Severe obstructive sleep apnea (OSA) — when breathing stops periodically during sleep — appears to be a risk factor for liver damage, regardless of whether or not a patient is obese, French investigators report in the medical journal Hepatology.
With OSA, the back of the throat collapses intermittently during sleep causing brief but often frequent episodes of arrested breathing. The problem is often associated with obesity, but it can occur in normal weight individuals as well.
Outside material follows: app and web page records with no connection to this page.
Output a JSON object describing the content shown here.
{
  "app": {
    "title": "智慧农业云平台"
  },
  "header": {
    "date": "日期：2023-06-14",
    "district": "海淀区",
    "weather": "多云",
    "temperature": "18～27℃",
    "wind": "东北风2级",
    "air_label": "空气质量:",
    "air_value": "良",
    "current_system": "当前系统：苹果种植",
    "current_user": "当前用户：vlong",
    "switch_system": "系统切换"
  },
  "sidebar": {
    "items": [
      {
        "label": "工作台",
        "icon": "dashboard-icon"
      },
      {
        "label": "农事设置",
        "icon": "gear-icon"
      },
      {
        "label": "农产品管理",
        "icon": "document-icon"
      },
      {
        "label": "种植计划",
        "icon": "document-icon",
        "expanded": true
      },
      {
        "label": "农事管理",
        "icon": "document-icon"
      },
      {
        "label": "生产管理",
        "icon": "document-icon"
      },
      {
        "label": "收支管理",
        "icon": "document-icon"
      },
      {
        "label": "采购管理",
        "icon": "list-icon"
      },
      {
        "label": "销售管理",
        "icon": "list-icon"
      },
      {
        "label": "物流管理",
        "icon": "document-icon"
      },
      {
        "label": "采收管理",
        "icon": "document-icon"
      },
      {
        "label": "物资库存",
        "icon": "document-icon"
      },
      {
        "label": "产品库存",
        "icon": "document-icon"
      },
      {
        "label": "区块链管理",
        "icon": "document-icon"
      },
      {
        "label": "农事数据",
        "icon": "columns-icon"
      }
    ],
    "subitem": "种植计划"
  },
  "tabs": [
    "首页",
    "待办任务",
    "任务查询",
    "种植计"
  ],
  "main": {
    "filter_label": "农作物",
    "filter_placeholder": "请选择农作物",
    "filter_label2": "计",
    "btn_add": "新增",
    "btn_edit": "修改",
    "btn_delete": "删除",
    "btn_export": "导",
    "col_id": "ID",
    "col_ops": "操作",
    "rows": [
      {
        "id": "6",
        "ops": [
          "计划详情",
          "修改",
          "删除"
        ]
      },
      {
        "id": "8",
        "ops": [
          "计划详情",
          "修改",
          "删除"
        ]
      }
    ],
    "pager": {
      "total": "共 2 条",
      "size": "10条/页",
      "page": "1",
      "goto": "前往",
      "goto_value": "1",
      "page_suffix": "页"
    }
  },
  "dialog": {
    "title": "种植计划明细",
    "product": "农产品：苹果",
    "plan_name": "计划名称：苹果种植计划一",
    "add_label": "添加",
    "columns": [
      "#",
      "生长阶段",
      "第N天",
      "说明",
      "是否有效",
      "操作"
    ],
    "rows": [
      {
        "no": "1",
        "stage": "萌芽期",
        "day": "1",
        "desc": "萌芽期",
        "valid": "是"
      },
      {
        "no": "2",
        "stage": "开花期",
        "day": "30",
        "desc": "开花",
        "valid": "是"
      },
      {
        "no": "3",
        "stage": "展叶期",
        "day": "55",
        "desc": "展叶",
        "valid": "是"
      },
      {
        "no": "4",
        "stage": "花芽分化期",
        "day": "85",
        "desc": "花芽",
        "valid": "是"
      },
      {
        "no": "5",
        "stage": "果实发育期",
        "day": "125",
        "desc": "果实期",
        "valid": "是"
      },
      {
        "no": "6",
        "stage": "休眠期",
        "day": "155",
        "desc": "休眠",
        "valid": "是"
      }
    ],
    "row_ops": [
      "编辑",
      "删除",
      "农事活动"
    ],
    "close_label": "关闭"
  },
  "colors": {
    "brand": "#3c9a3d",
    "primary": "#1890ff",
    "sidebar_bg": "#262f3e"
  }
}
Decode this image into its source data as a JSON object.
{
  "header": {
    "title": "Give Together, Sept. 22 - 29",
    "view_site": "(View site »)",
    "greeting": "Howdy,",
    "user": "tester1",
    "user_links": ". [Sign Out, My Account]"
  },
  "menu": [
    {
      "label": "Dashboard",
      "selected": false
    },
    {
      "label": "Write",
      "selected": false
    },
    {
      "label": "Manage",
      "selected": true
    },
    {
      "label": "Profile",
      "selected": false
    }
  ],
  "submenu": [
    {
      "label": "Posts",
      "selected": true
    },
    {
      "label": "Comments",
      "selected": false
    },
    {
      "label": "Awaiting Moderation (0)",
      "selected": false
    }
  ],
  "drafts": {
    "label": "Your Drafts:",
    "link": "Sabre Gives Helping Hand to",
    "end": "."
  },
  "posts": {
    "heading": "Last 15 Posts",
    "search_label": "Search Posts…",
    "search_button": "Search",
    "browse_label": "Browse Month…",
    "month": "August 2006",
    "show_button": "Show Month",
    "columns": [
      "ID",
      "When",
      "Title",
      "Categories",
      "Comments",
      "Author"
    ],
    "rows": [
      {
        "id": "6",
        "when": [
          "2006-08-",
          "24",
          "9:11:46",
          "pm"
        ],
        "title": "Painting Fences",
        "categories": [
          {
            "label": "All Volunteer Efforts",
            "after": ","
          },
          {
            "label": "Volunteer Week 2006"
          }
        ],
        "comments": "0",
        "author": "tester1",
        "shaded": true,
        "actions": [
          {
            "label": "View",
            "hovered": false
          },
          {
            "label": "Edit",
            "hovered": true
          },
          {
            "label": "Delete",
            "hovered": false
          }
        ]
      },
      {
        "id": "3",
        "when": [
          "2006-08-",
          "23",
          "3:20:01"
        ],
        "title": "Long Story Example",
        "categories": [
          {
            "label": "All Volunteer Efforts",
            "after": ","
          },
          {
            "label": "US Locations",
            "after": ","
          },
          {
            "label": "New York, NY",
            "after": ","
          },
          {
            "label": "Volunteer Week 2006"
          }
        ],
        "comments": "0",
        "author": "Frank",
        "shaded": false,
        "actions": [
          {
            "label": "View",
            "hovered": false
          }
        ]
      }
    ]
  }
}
Because OSA disrupts sleep patterns, patient with the disorder often complain of daytime sleepiness.Senior author hypothesized that insulin resistance related to OSA, as well as direct lack of oxygen to the liver, could possibly be the reason for liver disease associated with OSA.Dr. Lawrence Serfaty and colleagues evaluated 163 patients referred to the Sleep Unit at Hospital Saint-Antoine in Paris for evaluation of suspected OSA. Sleep studies showed that 44 had severe OSA, 84 had moderate OSA and 35 had no evidence of OSA.Testing revealed that liver tests were abnormal in 32 percent of those with severe OSA, 18 percent of those with moderate OSA and 8.6 percent with no OSA. Further analysis showed that severe OSA predicted abnormal tests, regardless of the patient’s weight.Biopsies confirmed the presence of liver disease in a higher percentage of patients with severe OSA compared with the other groups.Based on these findings, the authors recommend testing for OSA in patients with liver disease than can’t be attributed to some other cause.(Source: Hepatology, Reuters Health, May 2005.)